Delivering service excellence and productivity through technology

For firms involved in the services sector – from hospitality through to banking – the trade-off between providing service excellence and improving service productivity has been widely acknowledged and remains a key challenge. However, advances in technology have the potential to dramatically improve the customer experience, service quality and productivity, all at the same time.

Think of big data, cloud computing, artificial intelligence, robots, drones, wearable computers, sensors, self-driving cars, virtual reality, speech recognition, biometrics and the internet of things that hold in them opportunities for a wide range of service innovations.

Let’s look at two examples of innovative, technology-based business models. One is a traditional people-processing service, and the other an information-processing service.

robot_hostess

Robot hostess 280
Robots will serve guests at the Henn-na Hotel near Nagasaki, Japan. It is a new hotel in a theme park near Nagasaki, Japan, that will be largely run by robots and almost entirely automated.

Scheduled to open around the middle of the year, the 72-room Henn-na Hotel aims to have 90 percent of hotel services provided by robots, including porter service, room cleaning, front desk and other services to reduce costs and ensure comfort.

The hotel will also feature human-like robot receptionists to welcome guests and check them in, while many other processes have been redesigned such as using facial recognition to give access to the hotel, rooms and other facilities.

As a result of reduced operating costs the hotel will reportedly charge room rates as low as ¥7,000 (S$80/US$59), well below other similar standard hotels in the area.

The second example is speech-to-text service TranscribeMe which uses highly automated processes, speech recognition algorithms, and crowd workers to deliver a service at better quality and lower cost than any “old world” transcription business. (Full disclosure: The author has been an angel investor in TranscribeMe since 2013.)

What fascinates me is the focus on automation and scalability. Once a customer has set up an account, it’s a simple process of recording a focus group, medical diagnosis or other event, and uploading it using the TranscribeMe App or website.

Then the sound file gets processed by three speech recognition algorithms that learn over time. Next, short snippets of processed text and the matching audio parts get distributed to its over 50,000 registered and quality monitored crowd workers who process the text in parallel – enabling transcription work to be turned around at high speed.

Full automation

transcribeme 280The core engine behind TranscribeMe is adaptable to a broad range of applicationsOnce done, the system then automatically pulls the text together into a single document and a quality controller then verifies and, if necessary, corrects the text against the original audio. (Any edits made automatically feed into a quality rating of the crowd worker who processed that particular portion and affect his future allocation of work and pay).

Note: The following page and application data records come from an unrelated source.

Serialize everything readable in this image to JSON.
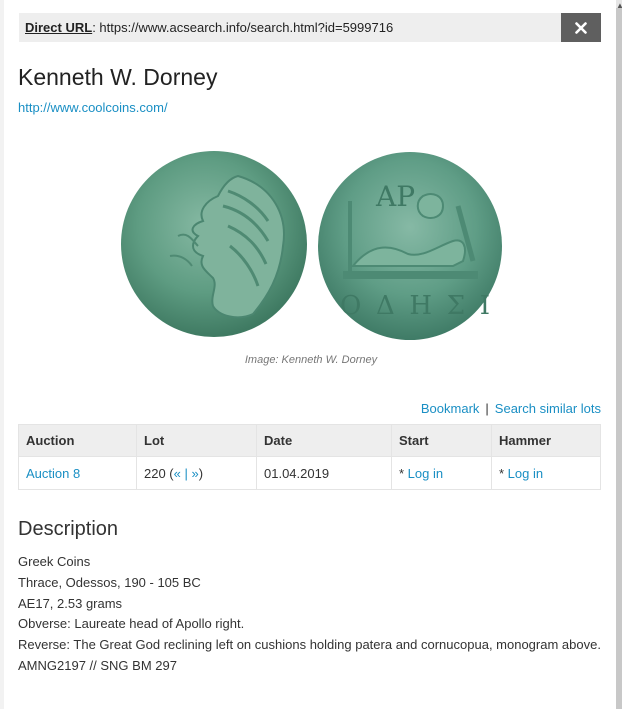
{
  "urlbar": {
    "label": "Direct URL",
    "url": "https://www.acsearch.info/search.html?id=5999716"
  },
  "dealer": {
    "name": "Kenneth W. Dorney",
    "website": "http://www.coolcoins.com/"
  },
  "image": {
    "caption": "Image: Kenneth W. Dorney",
    "reverse_inscription_top": "ΑΡ",
    "reverse_inscription_bottom": "ΟΔΗΣΙ"
  },
  "actions": {
    "bookmark": "Bookmark",
    "separator": "|",
    "similar": "Search similar lots"
  },
  "table": {
    "headers": [
      "Auction",
      "Lot",
      "Date",
      "Start",
      "Hammer"
    ],
    "row": {
      "auction": "Auction 8",
      "lot_number": "220 (",
      "lot_prev": "«",
      "lot_sep": " | ",
      "lot_next": "»",
      "lot_close": ")",
      "date": "01.04.2019",
      "start_prefix": "* ",
      "start_link": "Log in",
      "hammer_prefix": "* ",
      "hammer_link": "Log in"
    }
  },
  "description": {
    "heading": "Description",
    "lines": [
      "Greek Coins",
      "Thrace, Odessos, 190 - 105 BC",
      "AE17, 2.53 grams",
      "Obverse: Laureate head of Apollo right.",
      "Reverse: The Great God reclining left on cushions holding patera and cornucopua, monogram above.",
      "AMNG2197 // SNG BM 297"
    ]
  },
  "colors": {
    "link": "#1a8fc4",
    "urlbar_bg": "#eeeeee",
    "close_bg": "#5f5f5f",
    "coin_patina": "#5e9c82"
  }
}
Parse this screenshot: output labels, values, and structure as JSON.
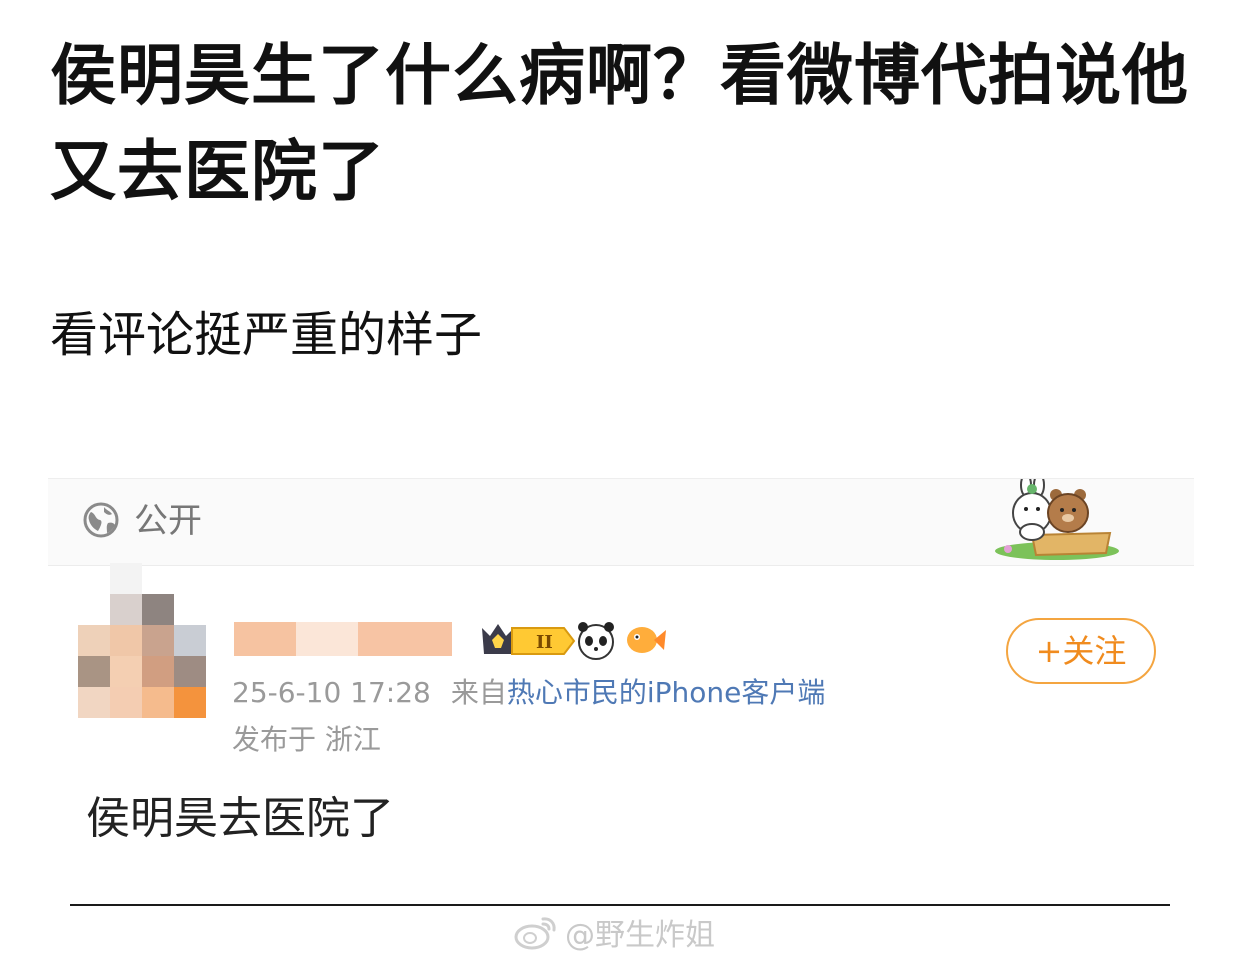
{
  "post": {
    "title": "侯明昊生了什么病啊？看微博代拍说他又去医院了",
    "body": "看评论挺严重的样子"
  },
  "embedded_weibo": {
    "visibility": "公开",
    "visibility_icon": "globe-icon",
    "sticker_icon": "rabbit-bear-sticker-icon",
    "author_badges": [
      "crown-level-II-badge-icon",
      "panda-badge-icon",
      "fish-badge-icon"
    ],
    "follow_label": "+关注",
    "timestamp": "25-6-10 17:28",
    "source_prefix": "来自",
    "source_name": "热心市民的iPhone客户端",
    "location": "发布于 浙江",
    "content": "侯明昊去医院了"
  },
  "watermark": {
    "text": "@野生炸姐",
    "icon": "weibo-logo-icon"
  },
  "colors": {
    "follow_accent": "#f08b1e",
    "source_link": "#4f79b5",
    "meta_gray": "#9a9a9a"
  }
}
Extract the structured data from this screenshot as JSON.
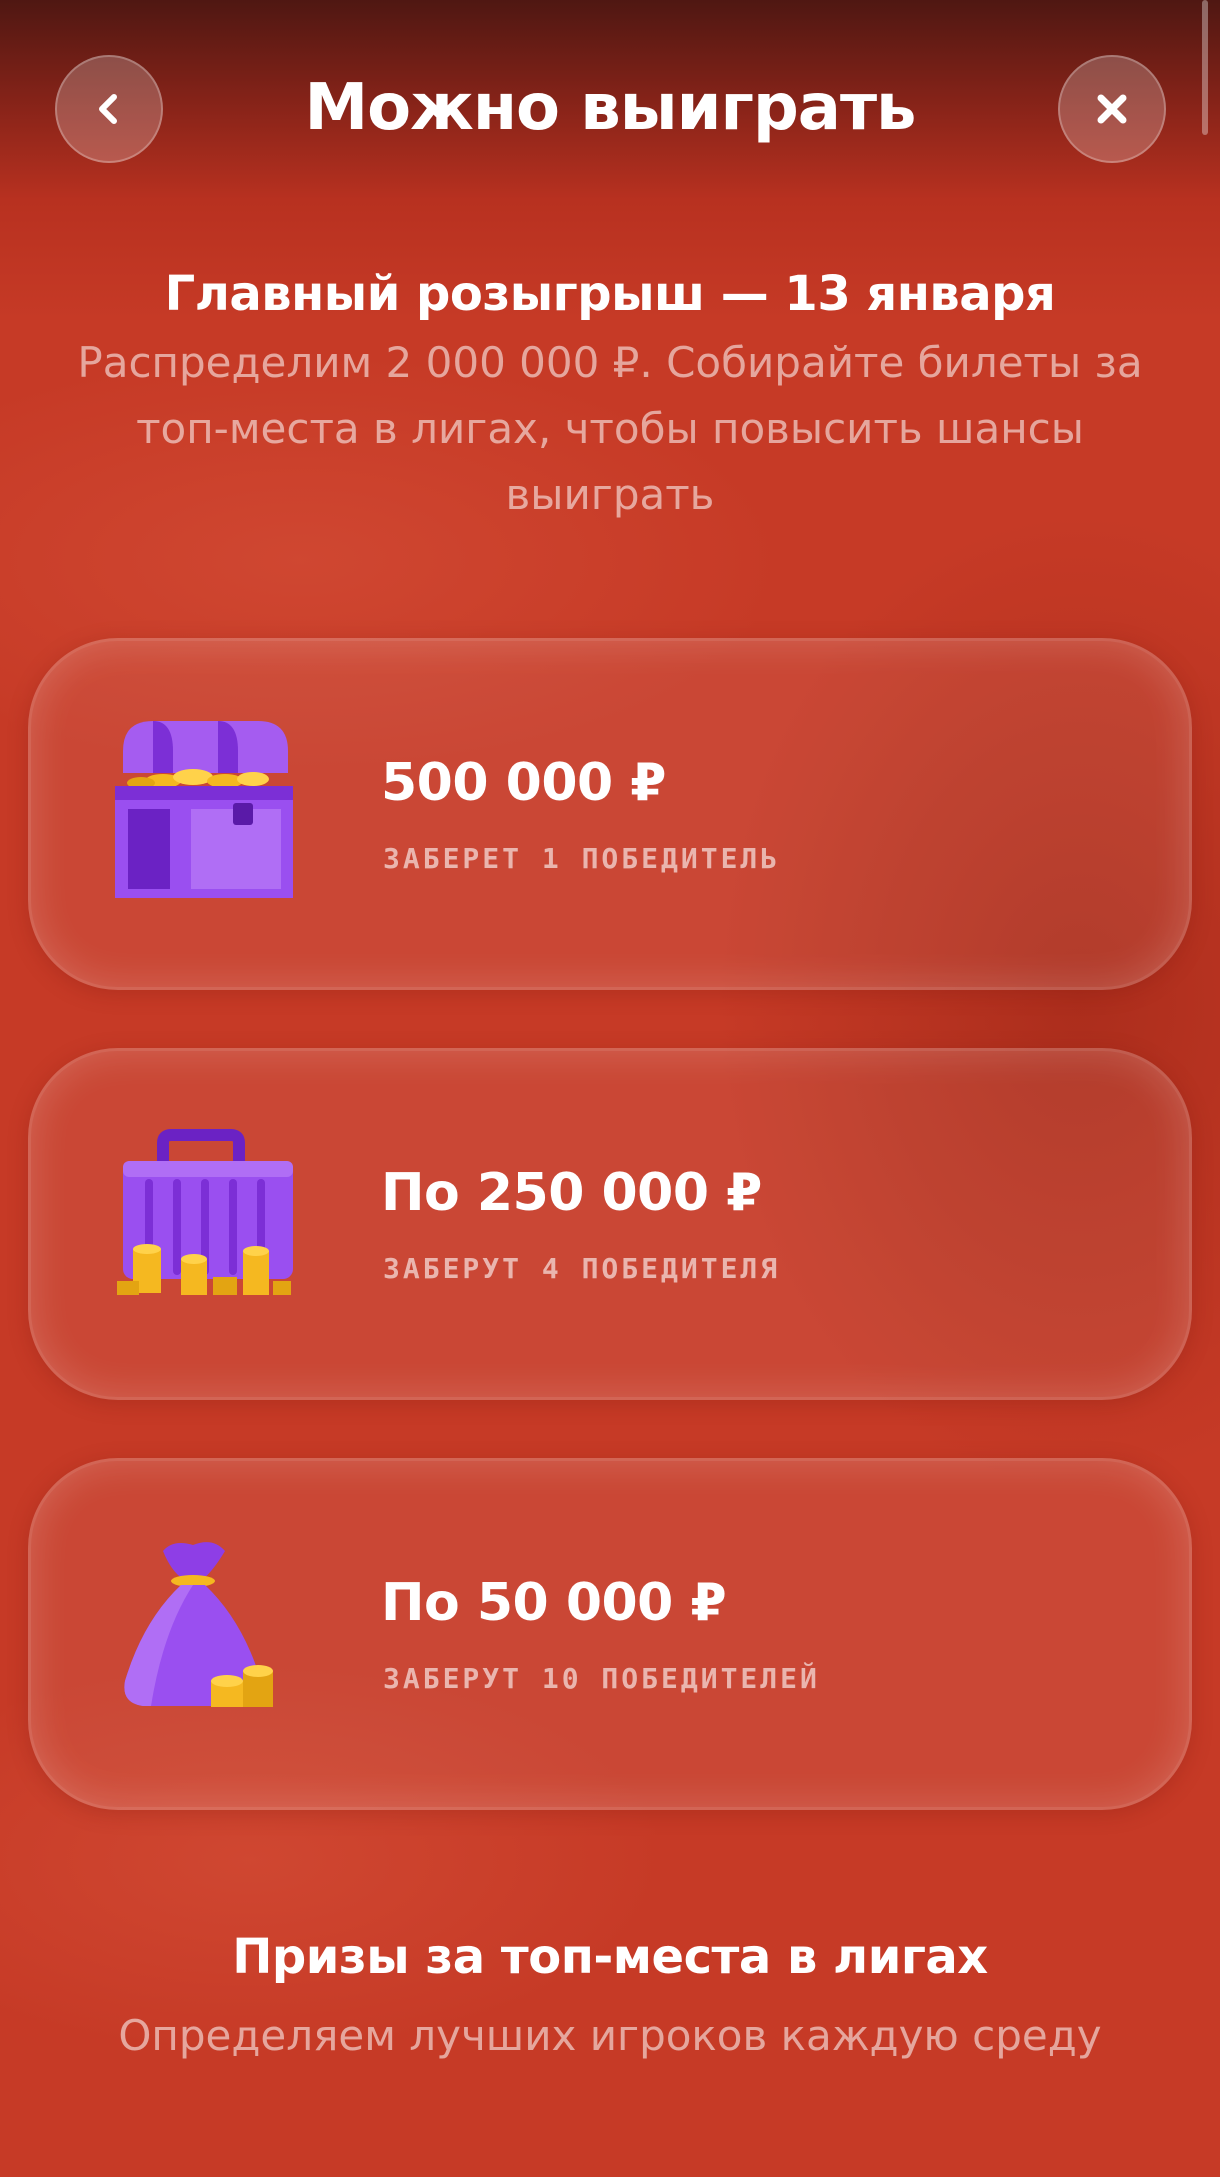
{
  "header": {
    "title": "Можно выиграть",
    "back_icon": "chevron-left-icon",
    "close_icon": "close-icon"
  },
  "intro": {
    "title": "Главный розыгрыш — 13 января",
    "subtitle": "Распределим 2 000 000 ₽. Собирайте билеты за топ-места в лигах, чтобы повысить шансы выиграть"
  },
  "prizes": [
    {
      "icon": "treasure-chest-icon",
      "amount": "500 000 ₽",
      "winners": "ЗАБЕРЕТ 1 ПОБЕДИТЕЛЬ"
    },
    {
      "icon": "money-case-icon",
      "amount": "По 250 000 ₽",
      "winners": "ЗАБЕРУТ 4 ПОБЕДИТЕЛЯ"
    },
    {
      "icon": "money-bag-icon",
      "amount": "По 50 000 ₽",
      "winners": "ЗАБЕРУТ 10 ПОБЕДИТЕЛЕЙ"
    }
  ],
  "league": {
    "title": "Призы за топ-места в лигах",
    "subtitle": "Определяем лучших игроков каждую среду"
  },
  "colors": {
    "background": "#c63a26",
    "header_dark": "#4f1712",
    "accent_purple": "#8e3ee6",
    "coin_gold": "#f5b820"
  }
}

Once the quality controller signs off on the document, the system sends it to the customer’s email account, bills the work and collects payment. This is done without manual labour involved – all is seamless and fully automated.

Using the same core engine the system has been designed to cover a range of applications from legal transcription to academic work to closed captions for films and videos, including close attention to issues of customer confidentiality. Recently, the company also extended the same core engine and crowd platform to translation services.

The power of this business model means speech-to-text work is delivered with superior accuracy, confidentiality and speed, and at a lower cost than alternate services.

These are just two examples of how technology can move our economies towards cost-effective service excellence.

Hospitality and audio transcription are obviously quite different industries, but both examples show how the smart application of emerging technologies means that improved service excellence does not necessarily come at the cost of service productivity.

Both mini cases make fascinating class room discussion topics: Henn-na Hotel about using robots to interface with customers and the future of service workers, and TranscribeMe regarding the seamless integration of fully automated and scalable technology and an apparently unlimited pool of crowd workers, and the working conditions of crowd workers.